- _EXERCISE DATA_
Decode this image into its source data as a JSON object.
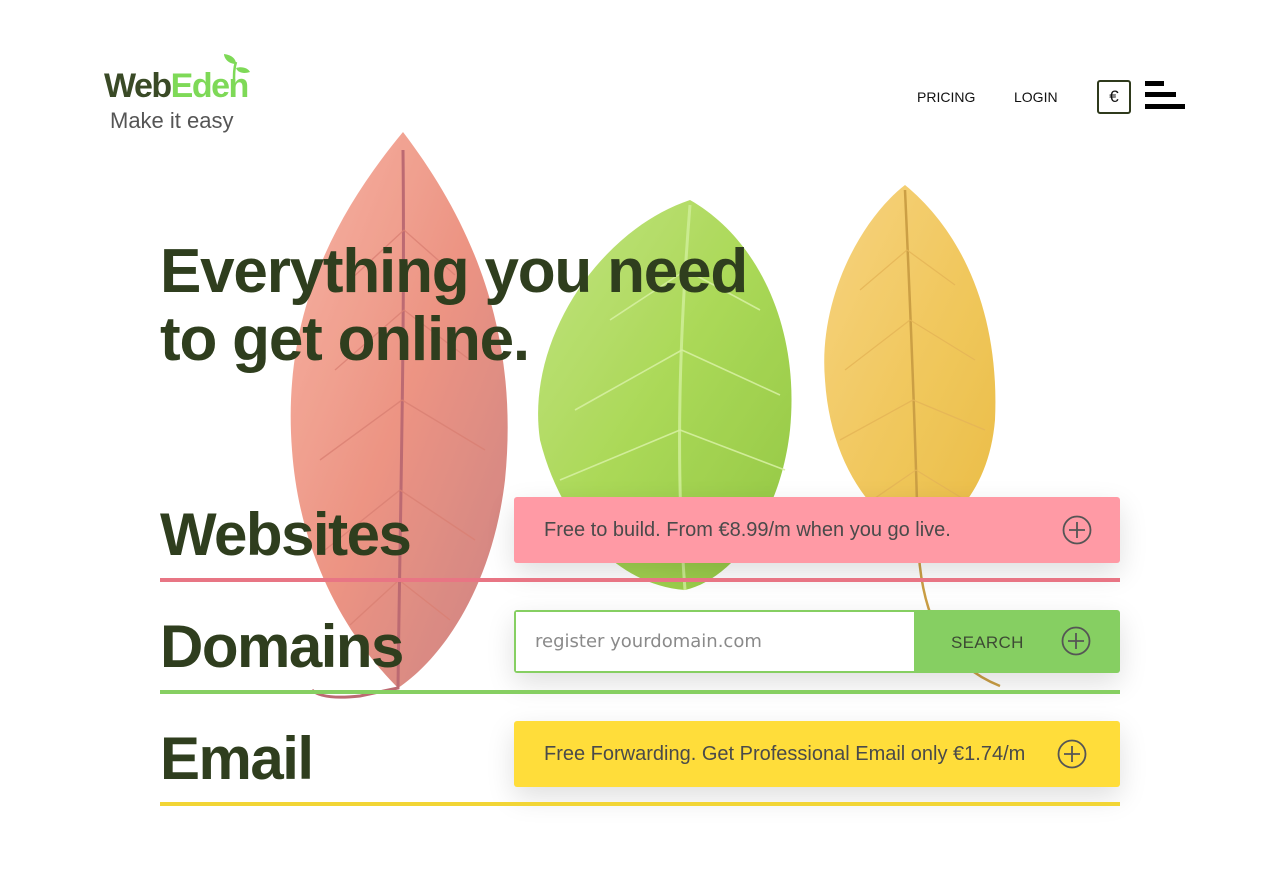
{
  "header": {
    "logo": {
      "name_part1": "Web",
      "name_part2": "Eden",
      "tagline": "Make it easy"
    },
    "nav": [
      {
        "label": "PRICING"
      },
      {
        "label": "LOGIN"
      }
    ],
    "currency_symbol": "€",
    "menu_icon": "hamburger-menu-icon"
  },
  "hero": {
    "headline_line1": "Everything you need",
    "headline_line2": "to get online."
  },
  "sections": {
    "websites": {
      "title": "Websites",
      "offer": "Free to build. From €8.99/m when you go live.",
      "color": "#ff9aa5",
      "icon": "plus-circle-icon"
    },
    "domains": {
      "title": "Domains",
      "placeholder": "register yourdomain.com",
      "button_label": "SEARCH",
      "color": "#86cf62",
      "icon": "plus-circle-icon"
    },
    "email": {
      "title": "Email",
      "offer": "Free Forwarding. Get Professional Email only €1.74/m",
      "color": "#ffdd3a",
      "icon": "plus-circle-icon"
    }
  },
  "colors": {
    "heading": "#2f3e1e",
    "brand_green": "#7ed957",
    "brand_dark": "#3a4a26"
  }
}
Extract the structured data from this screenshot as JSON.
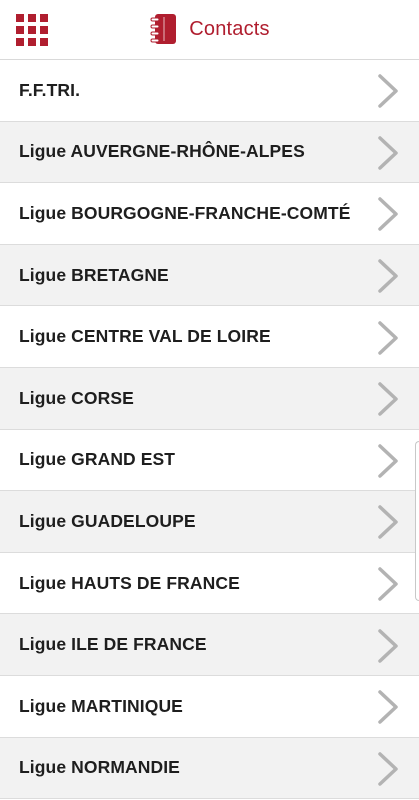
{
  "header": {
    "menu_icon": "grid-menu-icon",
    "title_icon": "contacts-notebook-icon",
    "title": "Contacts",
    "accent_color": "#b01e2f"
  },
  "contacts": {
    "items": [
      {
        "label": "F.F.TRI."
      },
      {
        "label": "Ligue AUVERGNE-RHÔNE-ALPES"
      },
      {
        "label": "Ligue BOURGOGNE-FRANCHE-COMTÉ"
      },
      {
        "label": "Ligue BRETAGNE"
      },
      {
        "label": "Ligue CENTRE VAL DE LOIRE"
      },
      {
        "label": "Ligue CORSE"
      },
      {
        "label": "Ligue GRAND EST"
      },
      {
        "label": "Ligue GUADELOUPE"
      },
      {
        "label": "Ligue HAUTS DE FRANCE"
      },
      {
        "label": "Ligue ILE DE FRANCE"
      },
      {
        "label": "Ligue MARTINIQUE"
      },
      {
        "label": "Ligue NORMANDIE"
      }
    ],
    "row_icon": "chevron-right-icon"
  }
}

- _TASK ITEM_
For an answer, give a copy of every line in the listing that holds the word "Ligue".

- _REPLY_
        "label": "Ligue AUVERGNE-RHÔNE-ALPES"
        "label": "Ligue BOURGOGNE-FRANCHE-COMTÉ"
        "label": "Ligue BRETAGNE"
        "label": "Ligue CENTRE VAL DE LOIRE"
        "label": "Ligue CORSE"
        "label": "Ligue GRAND EST"
        "label": "Ligue GUADELOUPE"
        "label": "Ligue HAUTS DE FRANCE"
        "label": "Ligue ILE DE FRANCE"
        "label": "Ligue MARTINIQUE"
        "label": "Ligue NORMANDIE"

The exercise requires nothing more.